There’s a well-practised ritual that comes with dining in the social-media age: the preliminary online restaurant search triggered by a specific craving; the maniacal skimming of reviews to determine which dishes are most responsible for a destination’s four-and-a-half-star score; and finally, if you’re really crafty, a geotag sweep through Instagram for visual confirmation of the aforementioned findings.
But consider this strategy all but thrown out the window when you commit to one of the Dine Out Vancouver Festival’s most anticipated events—the Secret Supper Soirée.
Organized by chef Robin Kort of culinary-tour company Swallow Tail, the speakeasy-style dinner excursion operates amid an air of delicious, deep-seated mystery. Every year, dozens of curious diners pile onto an old-school trolley bus at Pacific Central Station, and it takes them to a number of top-secret stops to enjoy a multicourse dinner prepared by a local chef.
The three-hour event combines two of Kort’s biggest passions: creative, seasonally inspired cooking and 1930s paraphernalia. “I’d wanted to do a travelling or tasting tour for a while, and the 1930s theme sort of popped up,” she says in a phone interview. “I used to be a swing dancer, and I like that kind of style and music.”
The decade is reflected in every aspect of the evening: attendees are encouraged to dress in era-appropriate gear, from dresses and feather boas to flat caps and double-breasted suits, and each destination is selected for its historical significance.
“I do a lot of wandering aimlessly,” Kort says without a hint of irony, explaining her method for scouting the soirée’s clandestine spots. As on previous tours, the three little-known locations in this year’s event are in buildings that were standing during the 1930s, including a former longshoremen’s club and a gorgeous, speakeasy-esque space that previously served as a meeting place for Japanese immigrants.
Just as inspired by the overarching ’30s theme—though shrouded in slightly less secrecy—is the soirée’s multi-course dinner menu.
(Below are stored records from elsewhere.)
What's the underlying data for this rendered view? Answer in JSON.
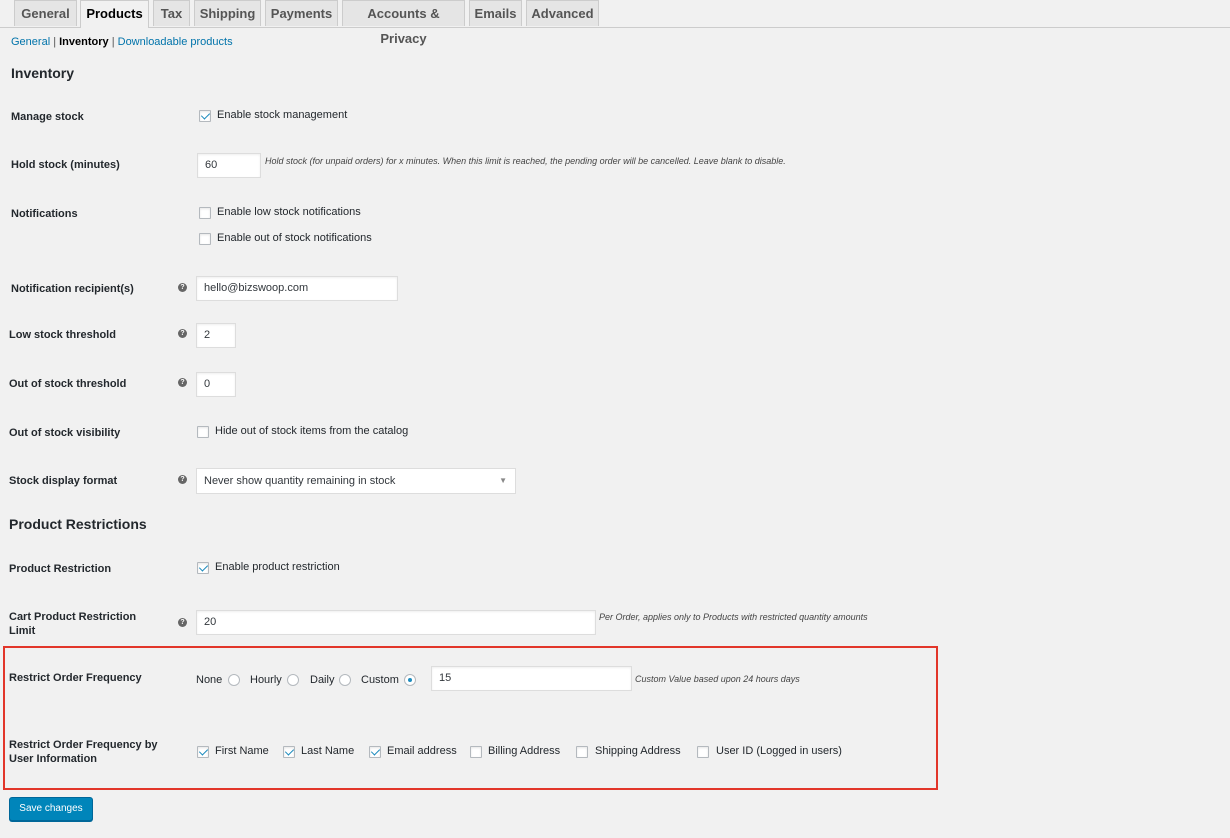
{
  "tabs": [
    "General",
    "Products",
    "Tax",
    "Shipping",
    "Payments",
    "Accounts & Privacy",
    "Emails",
    "Advanced"
  ],
  "active_tab": "Products",
  "subnav": {
    "general": "General",
    "separator1": "|",
    "inventory": "Inventory",
    "separator2": "|",
    "downloadable": "Downloadable products"
  },
  "inventory": {
    "heading": "Inventory",
    "manage_stock": {
      "label": "Manage stock",
      "checkbox_label": "Enable stock management",
      "checked": true
    },
    "hold_stock": {
      "label": "Hold stock (minutes)",
      "value": "60",
      "description": "Hold stock (for unpaid orders) for x minutes. When this limit is reached, the pending order will be cancelled. Leave blank to disable."
    },
    "notifications": {
      "label": "Notifications",
      "low_stock": "Enable low stock notifications",
      "out_of_stock": "Enable out of stock notifications"
    },
    "recipient": {
      "label": "Notification recipient(s)",
      "value": "hello@bizswoop.com"
    },
    "low_threshold": {
      "label": "Low stock threshold",
      "value": "2"
    },
    "out_threshold": {
      "label": "Out of stock threshold",
      "value": "0"
    },
    "visibility": {
      "label": "Out of stock visibility",
      "checkbox_label": "Hide out of stock items from the catalog"
    },
    "display_format": {
      "label": "Stock display format",
      "selected": "Never show quantity remaining in stock"
    }
  },
  "restrictions": {
    "heading": "Product Restrictions",
    "product_restriction": {
      "label": "Product Restriction",
      "checkbox_label": "Enable product restriction",
      "checked": true
    },
    "cart_limit": {
      "label_line1": "Cart Product Restriction",
      "label_line2": "Limit",
      "value": "20",
      "description": "Per Order, applies only to Products with restricted quantity amounts"
    },
    "frequency": {
      "label": "Restrict Order Frequency",
      "options": [
        "None",
        "Hourly",
        "Daily",
        "Custom"
      ],
      "selected": "Custom",
      "custom_value": "15",
      "description": "Custom Value based upon 24 hours days"
    },
    "by_user": {
      "label_line1": "Restrict Order Frequency by",
      "label_line2": "User Information",
      "first_name": "First Name",
      "last_name": "Last Name",
      "email": "Email address",
      "billing": "Billing Address",
      "shipping": "Shipping Address",
      "user_id": "User ID (Logged in users)"
    }
  },
  "save_label": "Save changes",
  "help_glyph": "?",
  "colors": {
    "accent": "#0085ba",
    "link": "#0073aa",
    "highlight_border": "#e2362a"
  }
}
Created by chef Jacob Deacon-Evans, formerly of Supermarine, Wildebeest, and Bishop’s Restaurant, this year’s meal features a curried winter-vegetable salad that’s a nod to the Sikh immigrants who arrived in Vancouver during the 1920s and ’30s, and a candied-salmon spread that references the First Nations hunting grounds that once occupied the tour’s first site.
Deacon-Evans will prepare a similarly inspired grilled beef tongue in a cooking demonstration at the event’s second location, before guests are whisked to the final spot, where they’ll enjoy a main course of roasted lingcod, oyster mushrooms, and clam emulsion, and a charred-apple dessert.
Each course will be expertly paired with a wine from Naramata’s Lake Breeze Wine Farm, and attendees can also expect another playful aspect before the night is over: a dress-up trunk and a photo booth that they’re free to get silly in.
“I always like an interactive component at each event, so it’s more than just food,” Kort says. “It’s something that they can remember and tell people about.”
A handful of other events in this year’s Dine Out Vancouver Festival also give people plenty of reason to move beyond the meal. The culinary fete’s Film Feast series, for example, treats guests to a movie screening before serving up a meal inspired by the foods pictured on-screen. Act I, Eat 1: Common Grace, a dinner-and-play combo directed by Ron Reed, and Bhangra With Vij’s, a family-style feast featuring live entertainment from the Vancouver International Bhangra Celebration, offer immersive elements of their own.
Still, we’d bet it’s the mystique that surrounds the Secret Supper Soirée that will get the most tongues wagging. “It’s kind of that one-off thing you do in the year that’s kind of different,” Kort says.